Table showing the comparison between different epitaxial techniques.ConclusionsNative bulk GaN substrates have been intensively developed by several growth techniques.Availability of this material is constantly increasing in amount, size, doping, and orientationalternatives. Their use in device growth is proven as beneficial for improvement of theperformance of all devices under consideration and for device production cost reduction forsome devices. Further improvement of the substrate quality, along with increasing size anddecreasing cost, is expected in the near future, which will in turn influence the device quality andcost.AcknowledgmentI am very much thankful for my dear teacher, who give me hope, courage and support to learnand work on QUANTUM ELECTRONICS. I am also thankful for her assistant who help me totranslate the problems regarding to my studies to write this report.
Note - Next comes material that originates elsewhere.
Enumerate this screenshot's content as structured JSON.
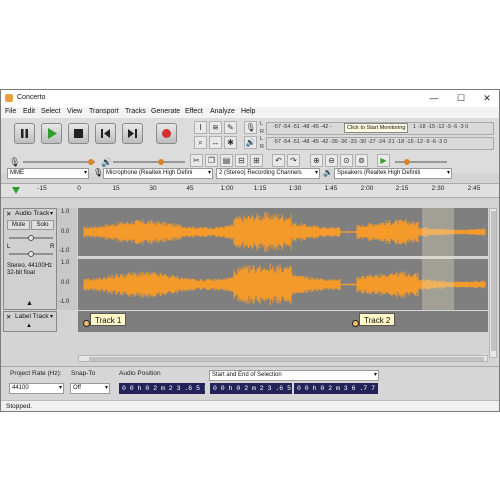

At last, I must not forget tothanks my FRIEND (WANG XU), he help me to solve my all problems that I face during period.